**Task brief**
Output the material exactly, line by line.

**Supplied data**
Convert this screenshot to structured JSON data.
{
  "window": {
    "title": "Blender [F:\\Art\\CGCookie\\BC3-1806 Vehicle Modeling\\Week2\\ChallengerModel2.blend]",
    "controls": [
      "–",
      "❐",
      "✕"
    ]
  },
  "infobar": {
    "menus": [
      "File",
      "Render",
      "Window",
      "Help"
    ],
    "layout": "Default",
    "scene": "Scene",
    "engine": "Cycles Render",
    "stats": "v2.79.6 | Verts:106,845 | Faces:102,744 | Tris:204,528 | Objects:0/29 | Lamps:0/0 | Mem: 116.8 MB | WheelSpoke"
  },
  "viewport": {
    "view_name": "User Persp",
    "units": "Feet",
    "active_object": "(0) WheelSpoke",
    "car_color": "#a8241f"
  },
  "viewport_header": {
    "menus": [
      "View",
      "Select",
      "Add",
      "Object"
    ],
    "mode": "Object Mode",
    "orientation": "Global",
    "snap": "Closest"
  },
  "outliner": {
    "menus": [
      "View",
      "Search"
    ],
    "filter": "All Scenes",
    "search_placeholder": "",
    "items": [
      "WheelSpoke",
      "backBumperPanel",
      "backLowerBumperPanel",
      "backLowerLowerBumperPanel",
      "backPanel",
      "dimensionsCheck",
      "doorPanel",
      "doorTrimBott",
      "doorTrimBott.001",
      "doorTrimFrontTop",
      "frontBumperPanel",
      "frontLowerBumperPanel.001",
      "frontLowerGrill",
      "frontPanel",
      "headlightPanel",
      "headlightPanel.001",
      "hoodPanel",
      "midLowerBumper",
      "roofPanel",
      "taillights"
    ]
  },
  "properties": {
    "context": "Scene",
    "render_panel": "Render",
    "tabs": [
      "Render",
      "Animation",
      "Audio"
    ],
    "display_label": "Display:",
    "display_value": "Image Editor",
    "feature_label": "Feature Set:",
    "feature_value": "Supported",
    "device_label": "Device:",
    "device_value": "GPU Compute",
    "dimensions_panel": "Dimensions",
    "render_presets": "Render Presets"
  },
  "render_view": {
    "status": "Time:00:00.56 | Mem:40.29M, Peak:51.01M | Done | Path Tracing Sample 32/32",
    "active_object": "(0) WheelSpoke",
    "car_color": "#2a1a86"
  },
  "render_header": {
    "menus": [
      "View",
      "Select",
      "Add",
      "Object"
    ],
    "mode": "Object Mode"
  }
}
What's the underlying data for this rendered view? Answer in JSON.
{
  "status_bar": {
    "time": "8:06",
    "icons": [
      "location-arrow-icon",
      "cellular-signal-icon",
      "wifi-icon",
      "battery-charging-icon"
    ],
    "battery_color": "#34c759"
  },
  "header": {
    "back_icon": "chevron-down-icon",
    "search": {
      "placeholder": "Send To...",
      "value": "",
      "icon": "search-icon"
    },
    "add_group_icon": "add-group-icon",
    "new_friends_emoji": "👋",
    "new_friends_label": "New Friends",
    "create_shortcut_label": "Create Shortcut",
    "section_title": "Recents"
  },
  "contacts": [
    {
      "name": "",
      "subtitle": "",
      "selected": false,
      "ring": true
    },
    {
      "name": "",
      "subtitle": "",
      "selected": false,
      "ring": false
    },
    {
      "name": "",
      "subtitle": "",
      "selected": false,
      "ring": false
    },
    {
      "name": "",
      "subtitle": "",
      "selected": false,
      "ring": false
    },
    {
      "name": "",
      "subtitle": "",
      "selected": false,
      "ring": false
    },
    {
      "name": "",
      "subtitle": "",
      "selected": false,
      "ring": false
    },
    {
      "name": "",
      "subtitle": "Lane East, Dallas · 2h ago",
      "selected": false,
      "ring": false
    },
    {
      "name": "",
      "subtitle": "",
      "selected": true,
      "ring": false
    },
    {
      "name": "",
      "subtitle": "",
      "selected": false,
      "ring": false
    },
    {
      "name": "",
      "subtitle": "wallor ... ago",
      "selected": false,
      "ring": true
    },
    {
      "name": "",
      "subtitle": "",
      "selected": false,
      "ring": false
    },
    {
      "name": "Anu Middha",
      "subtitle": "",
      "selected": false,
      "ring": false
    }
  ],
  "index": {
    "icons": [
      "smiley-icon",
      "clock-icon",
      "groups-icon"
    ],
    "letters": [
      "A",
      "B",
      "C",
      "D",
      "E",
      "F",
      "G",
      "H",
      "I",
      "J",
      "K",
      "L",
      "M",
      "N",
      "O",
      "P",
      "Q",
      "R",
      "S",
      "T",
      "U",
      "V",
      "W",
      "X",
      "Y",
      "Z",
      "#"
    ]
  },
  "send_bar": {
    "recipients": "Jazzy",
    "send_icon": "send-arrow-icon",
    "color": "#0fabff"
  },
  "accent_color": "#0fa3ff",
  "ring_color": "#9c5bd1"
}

**Response to this exercise**
Convert this screenshot to structured JSON data.
{
  "window": {
    "title": "Blender [F:\\Art\\CGCookie\\BC3-1806 Vehicle Modeling\\Week2\\ChallengerModel2.blend]",
    "controls": [
      "–",
      "❐",
      "✕"
    ]
  },
  "infobar": {
    "menus": [
      "File",
      "Render",
      "Window",
      "Help"
    ],
    "layout": "Default",
    "scene": "Scene",
    "engine": "Cycles Render",
    "stats": "v2.79.6 | Verts:106,845 | Faces:102,744 | Tris:204,528 | Objects:0/29 | Lamps:0/0 | Mem: 116.8 MB | WheelSpoke"
  },
  "viewport": {
    "view_name": "User Persp",
    "units": "Feet",
    "active_object": "(0) WheelSpoke",
    "car_color": "#a8241f"
  },
  "viewport_header": {
    "menus": [
      "View",
      "Select",
      "Add",
      "Object"
    ],
    "mode": "Object Mode",
    "orientation": "Global",
    "snap": "Closest"
  },
  "outliner": {
    "menus": [
      "View",
      "Search"
    ],
    "filter": "All Scenes",
    "search_placeholder": "",
    "items": [
      "WheelSpoke",
      "backBumperPanel",
      "backLowerBumperPanel",
      "backLowerLowerBumperPanel",
      "backPanel",
      "dimensionsCheck",
      "doorPanel",
      "doorTrimBott",
      "doorTrimBott.001",
      "doorTrimFrontTop",
      "frontBumperPanel",
      "frontLowerBumperPanel.001",
      "frontLowerGrill",
      "frontPanel",
      "headlightPanel",
      "headlightPanel.001",
      "hoodPanel",
      "midLowerBumper",
      "roofPanel",
      "taillights"
    ]
  },
  "properties": {
    "context": "Scene",
    "render_panel": "Render",
    "tabs": [
      "Render",
      "Animation",
      "Audio"
    ],
    "display_label": "Display:",
    "display_value": "Image Editor",
    "feature_label": "Feature Set:",
    "feature_value": "Supported",
    "device_label": "Device:",
    "device_value": "GPU Compute",
    "dimensions_panel": "Dimensions",
    "render_presets": "Render Presets"
  },
  "render_view": {
    "status": "Time:00:00.56 | Mem:40.29M, Peak:51.01M | Done | Path Tracing Sample 32/32",
    "active_object": "(0) WheelSpoke",
    "car_color": "#2a1a86"
  },
  "render_header": {
    "menus": [
      "View",
      "Select",
      "Add",
      "Object"
    ],
    "mode": "Object Mode"
  }
}
What's the underlying data for this rendered view? Answer in JSON.
{
  "status_bar": {
    "time": "8:06",
    "icons": [
      "location-arrow-icon",
      "cellular-signal-icon",
      "wifi-icon",
      "battery-charging-icon"
    ],
    "battery_color": "#34c759"
  },
  "header": {
    "back_icon": "chevron-down-icon",
    "search": {
      "placeholder": "Send To...",
      "value": "",
      "icon": "search-icon"
    },
    "add_group_icon": "add-group-icon",
    "new_friends_emoji": "👋",
    "new_friends_label": "New Friends",
    "create_shortcut_label": "Create Shortcut",
    "section_title": "Recents"
  },
  "contacts": [
    {
      "name": "",
      "subtitle": "",
      "selected": false,
      "ring": true
    },
    {
      "name": "",
      "subtitle": "",
      "selected": false,
      "ring": false
    },
    {
      "name": "",
      "subtitle": "",
      "selected": false,
      "ring": false
    },
    {
      "name": "",
      "subtitle": "",
      "selected": false,
      "ring": false
    },
    {
      "name": "",
      "subtitle": "",
      "selected": false,
      "ring": false
    },
    {
      "name": "",
      "subtitle": "",
      "selected": false,
      "ring": false
    },
    {
      "name": "",
      "subtitle": "Lane East, Dallas · 2h ago",
      "selected": false,
      "ring": false
    },
    {
      "name": "",
      "subtitle": "",
      "selected": true,
      "ring": false
    },
    {
      "name": "",
      "subtitle": "",
      "selected": false,
      "ring": false
    },
    {
      "name": "",
      "subtitle": "wallor ... ago",
      "selected": false,
      "ring": true
    },
    {
      "name": "",
      "subtitle": "",
      "selected": false,
      "ring": false
    },
    {
      "name": "Anu Middha",
      "subtitle": "",
      "selected": false,
      "ring": false
    }
  ],
  "index": {
    "icons": [
      "smiley-icon",
      "clock-icon",
      "groups-icon"
    ],
    "letters": [
      "A",
      "B",
      "C",
      "D",
      "E",
      "F",
      "G",
      "H",
      "I",
      "J",
      "K",
      "L",
      "M",
      "N",
      "O",
      "P",
      "Q",
      "R",
      "S",
      "T",
      "U",
      "V",
      "W",
      "X",
      "Y",
      "Z",
      "#"
    ]
  },
  "send_bar": {
    "recipients": "Jazzy",
    "send_icon": "send-arrow-icon",
    "color": "#0fabff"
  },
  "accent_color": "#0fa3ff",
  "ring_color": "#9c5bd1"
}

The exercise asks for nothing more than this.